Today the National Campaign for the Arts launched their Manifesto for the Arts. At the conference, The London Mayor's head of Culture Munira Mirza posed the ‘what would you cut?’ question. We used to ask the same question at ippr, during the height of the 'no return to boom and bust' boom. Now, the question is even more relevant and unavoidable.
It is easy and tempting to look beyond the arts for cuts – Trident, ID cards, even the sacred, sometimes opulent spaces of health and education. Having visited lots of schools in the past few years, resourcing levels can occasionally feel extravagant.
However, sticking with the arts, Munira pointed to the ‘bureaucracy that is supposed to support you’. She made similar points in her Culture Vultures publication. There is without doubt a messy clutter out there of organisations and agencies that are supposed to support artists, or support artists to support others.. Radical action, especially if resources are reallocated to the creation of art, could be timely and popular.

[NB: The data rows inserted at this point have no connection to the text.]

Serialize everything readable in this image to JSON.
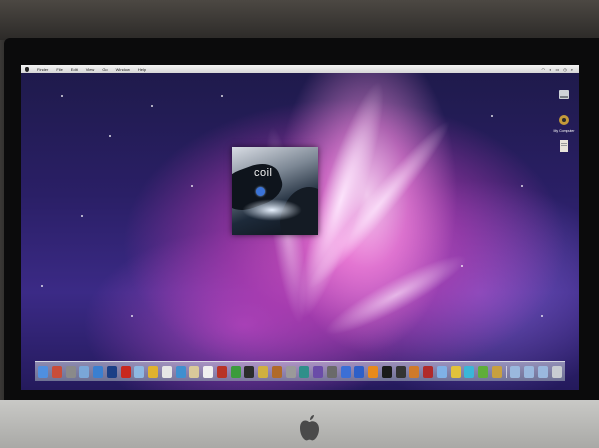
{
  "menubar": {
    "items": [
      "Finder",
      "File",
      "Edit",
      "View",
      "Go",
      "Window",
      "Help"
    ],
    "status_items": [
      "wifi",
      "volume",
      "battery",
      "clock",
      "spotlight"
    ]
  },
  "album": {
    "title": "coil",
    "subtitle": "",
    "disc_color": "#3a73d8"
  },
  "desktop_icons": [
    {
      "name": "hard-drive-icon",
      "label": ""
    },
    {
      "name": "network-folder-icon",
      "label": "My Computer"
    },
    {
      "name": "document-icon",
      "label": "",
      "selected": true
    }
  ],
  "dock": {
    "items": [
      {
        "name": "finder-icon",
        "color": "#4f8fe0"
      },
      {
        "name": "dashboard-icon",
        "color": "#c84d3a"
      },
      {
        "name": "system-preferences-icon",
        "color": "#8a8a8a"
      },
      {
        "name": "mail-icon",
        "color": "#7aa7d8"
      },
      {
        "name": "safari-icon",
        "color": "#3a7fd0"
      },
      {
        "name": "photoshop-icon",
        "color": "#1b3f86"
      },
      {
        "name": "adobe-reader-icon",
        "color": "#c8281e"
      },
      {
        "name": "preview-icon",
        "color": "#8db8e2"
      },
      {
        "name": "chrome-icon",
        "color": "#e0b22e"
      },
      {
        "name": "ical-icon",
        "color": "#e6e6e6"
      },
      {
        "name": "iphoto-icon",
        "color": "#3f8fcf"
      },
      {
        "name": "folder-icon",
        "color": "#d9c99a"
      },
      {
        "name": "textedit-icon",
        "color": "#f0f0f0"
      },
      {
        "name": "app-icon-red",
        "color": "#b83326"
      },
      {
        "name": "app-icon-green",
        "color": "#3c9b3c"
      },
      {
        "name": "app-icon-dark",
        "color": "#2b2b2b"
      },
      {
        "name": "star-icon",
        "color": "#d0b040"
      },
      {
        "name": "guitar-icon",
        "color": "#b06a2a"
      },
      {
        "name": "app-icon-gray",
        "color": "#9a9a9a"
      },
      {
        "name": "app-icon-teal",
        "color": "#2f8f8a"
      },
      {
        "name": "app-icon-purple",
        "color": "#6a4ca8"
      },
      {
        "name": "facetime-icon",
        "color": "#6a6a6a"
      },
      {
        "name": "itunes-icon",
        "color": "#3b6fd6"
      },
      {
        "name": "app-icon-blue",
        "color": "#2d5fc8"
      },
      {
        "name": "vlc-icon",
        "color": "#e88a1a"
      },
      {
        "name": "app-icon-black",
        "color": "#1a1a1a"
      },
      {
        "name": "five-icon",
        "color": "#333333"
      },
      {
        "name": "app-icon-orange",
        "color": "#d07a2a"
      },
      {
        "name": "photo-booth-icon",
        "color": "#b02a2a"
      },
      {
        "name": "app-icon-lightblue",
        "color": "#7fb1e6"
      },
      {
        "name": "app-icon-yellow",
        "color": "#e2c23a"
      },
      {
        "name": "app-icon-cyan",
        "color": "#3ab6d8"
      },
      {
        "name": "app-icon-green2",
        "color": "#5fae3a"
      },
      {
        "name": "app-icon-gold",
        "color": "#c8a040"
      },
      {
        "name": "separator",
        "color": ""
      },
      {
        "name": "applications-stack-icon",
        "color": "#9ab8de"
      },
      {
        "name": "documents-stack-icon",
        "color": "#9ab8de"
      },
      {
        "name": "downloads-stack-icon",
        "color": "#9ab8de"
      },
      {
        "name": "trash-icon",
        "color": "#c8ccd2"
      }
    ]
  },
  "colors": {
    "menubar_bg": "#e4e4e4",
    "selection": "#2d62d4"
  }
}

But bureaucracies are easy prey, and cutting them rarely saves you as much money as you think it will.
Here is one other option, backed by zero data, and unlikely to be popular. Given that audience numbers are unlikely to rise much more in tight economic times, is it now time to face the possibility that we have an oversupply of cultural venues, in particular performance spaces? Last week, I heard about a £1.5 Million theatre, built at the start of the decade with mainly Arts Council money, that was now dormant, maybe used for two weeks of the year. This could be a London problem, or even an inner London issue. Meanwhile, the Building Schools for the Future programme is only just peaking; hundreds of schools will open or reopen every year for the next decade, many with modern performing and visual arts facilities – BSF has been described as England’s largest ever cultural building programme. If used as they ought to be, for wider public rather than school-only use, these schools will create even more capacity, but contribute to oversupply.

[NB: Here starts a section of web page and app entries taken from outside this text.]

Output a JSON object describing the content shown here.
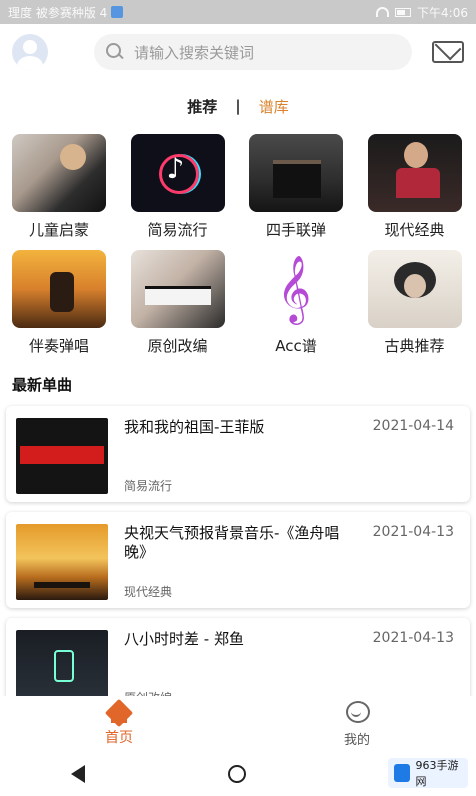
{
  "status_bar": {
    "left_text": "理度 被参赛种版 4",
    "right_text": "下午4:06"
  },
  "header": {
    "search_placeholder": "请输入搜索关键词"
  },
  "tabs": {
    "recommend": "推荐",
    "separator": "|",
    "library": "谱库"
  },
  "categories": [
    {
      "label": "儿童启蒙"
    },
    {
      "label": "简易流行"
    },
    {
      "label": "四手联弹"
    },
    {
      "label": "现代经典"
    },
    {
      "label": "伴奏弹唱"
    },
    {
      "label": "原创改编"
    },
    {
      "label": "Acc谱"
    },
    {
      "label": "古典推荐"
    }
  ],
  "latest": {
    "section_title": "最新单曲",
    "items": [
      {
        "title": "我和我的祖国-王菲版",
        "category": "简易流行",
        "date": "2021-04-14"
      },
      {
        "title": "央视天气预报背景音乐-《渔舟唱晚》",
        "category": "现代经典",
        "date": "2021-04-13"
      },
      {
        "title": "八小时时差 - 郑鱼",
        "category": "原创改编",
        "date": "2021-04-13"
      }
    ]
  },
  "bottom_nav": {
    "home": "首页",
    "me": "我的"
  },
  "watermark": {
    "text": "963手游网"
  },
  "colors": {
    "accent": "#e0662a",
    "tab_active": "#d9822b"
  },
  "icons": {
    "search": "search-icon",
    "mail": "mail-icon",
    "home": "home-icon",
    "me": "chat-smile-icon"
  }
}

Also, the trend for producing theatre at mobile venues, or reclaiming space to produce temporary theatre, continues, and the recession has made many more spaces available for ‘pop-up’ performances and galleries.

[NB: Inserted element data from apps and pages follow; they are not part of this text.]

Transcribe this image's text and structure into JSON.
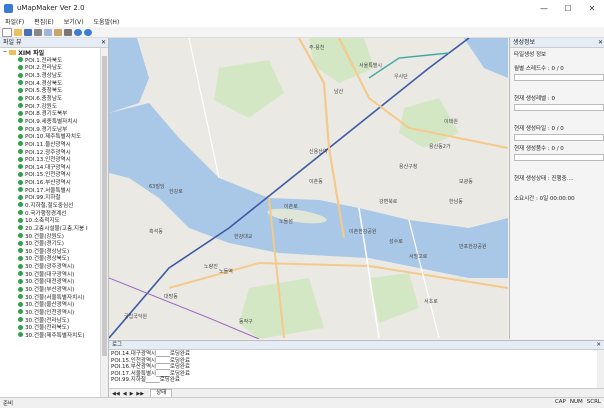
{
  "app": {
    "title": "uMapMaker Ver 2.0"
  },
  "window_controls": {
    "minimize": "—",
    "maximize": "☐",
    "close": "✕"
  },
  "menu": [
    "파일(F)",
    "편집(E)",
    "보기(V)",
    "도움말(H)"
  ],
  "toolbar_icons": [
    "new-icon",
    "open-icon",
    "save-icon",
    "cut-icon",
    "copy-icon",
    "paste-icon",
    "print-icon",
    "info-icon",
    "help-icon"
  ],
  "left_panel": {
    "title": "파일 뷰",
    "close": "✕",
    "root": "XIM 파일",
    "items": [
      "POI.1.전라북도",
      "POI.2.전라남도",
      "POI.3.경상남도",
      "POI.4.경상북도",
      "POI.5.충청북도",
      "POI.6.충청남도",
      "POI.7.강원도",
      "POI.8.경기도북부",
      "POI.9.세종특별자치시",
      "POI.9.경기도남부",
      "POI.10.제주특별자치도",
      "POI.11.울산광역시",
      "POI.12.광주광역시",
      "POI.13.인천광역시",
      "POI.14.대구광역시",
      "POI.15.인천광역시",
      "POI.16.부산광역시",
      "POI.17.서울특별시",
      "POI.99.지하철",
      "0.지하철,철도중심선",
      "0.국가행정경계선",
      "10.소축적지도",
      "20.고층시설물(고층,지붕 I",
      "30.건물(강원도)",
      "30.건물(경기도)",
      "30.건물(경상남도)",
      "30.건물(경상북도)",
      "30.건물(광주광역시)",
      "30.건물(대구광역시)",
      "30.건물(대전광역시)",
      "30.건물(부산광역시)",
      "30.건물(서울특별자치시)",
      "30.건물(울산광역시)",
      "30.건물(인천광역시)",
      "30.건물(전라남도)",
      "30.건물(전라북도)",
      "30.건물(제주특별자치도)"
    ]
  },
  "map": {
    "labels": [
      "주·용천",
      "남산",
      "서울특별시",
      "우사단",
      "용산동2가",
      "이촌로",
      "이촌동",
      "용산구청",
      "한강로",
      "노량진",
      "강변북로",
      "63빌딩",
      "국립국악원",
      "성수로",
      "대방동",
      "한남동",
      "서빙고로",
      "동작구",
      "이태원",
      "보광동",
      "흑석동",
      "서초로",
      "한강대교",
      "신용산역",
      "이촌한강공원",
      "반포한강공원",
      "노들섬",
      "노들역"
    ]
  },
  "right_panel": {
    "title": "생성정보",
    "close": "✕",
    "group_title": "타일생성 정보",
    "rows": [
      {
        "label": "월별 스레드수 : 0 / 0",
        "progress": 0
      },
      {
        "label": "현재 생성레벨 : 0",
        "progress": 0
      },
      {
        "label": "현재 생성타일 : 0 / 0",
        "progress": 0
      },
      {
        "label": "현재 생성품수 : 0 / 0",
        "progress": 0
      },
      {
        "label": "현재 생성상태 : 진행중....",
        "progress": 0
      }
    ],
    "elapsed": "소요시간 : 0일 00:00:00"
  },
  "log_panel": {
    "title": "로그",
    "close": "✕",
    "lines": [
      "POI.14.대구광역시_____로딩완료",
      "POI.15.인천광역시_____로딩완료",
      "POI.16.부산광역시_____로딩완료",
      "POI.17.서울특별시_____로딩완료",
      "POI.99.지하철_____로딩완료"
    ],
    "tab": "상태",
    "nav": [
      "◀◀",
      "◀",
      "▶",
      "▶▶"
    ]
  },
  "status_bar": {
    "left": "준비",
    "indicators": [
      "CAP",
      "NUM",
      "SCRL"
    ]
  },
  "colors": {
    "water": "#a9c7e6",
    "river": "#9cc0e4",
    "park": "#d4e7c4",
    "road": "#f5c98a",
    "dot": "#31a24c"
  }
}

So, what would I cut? If we do have an oversupply of permanent 'static' venues, in certain areas, now may be to cut some of them loose and cut our losses.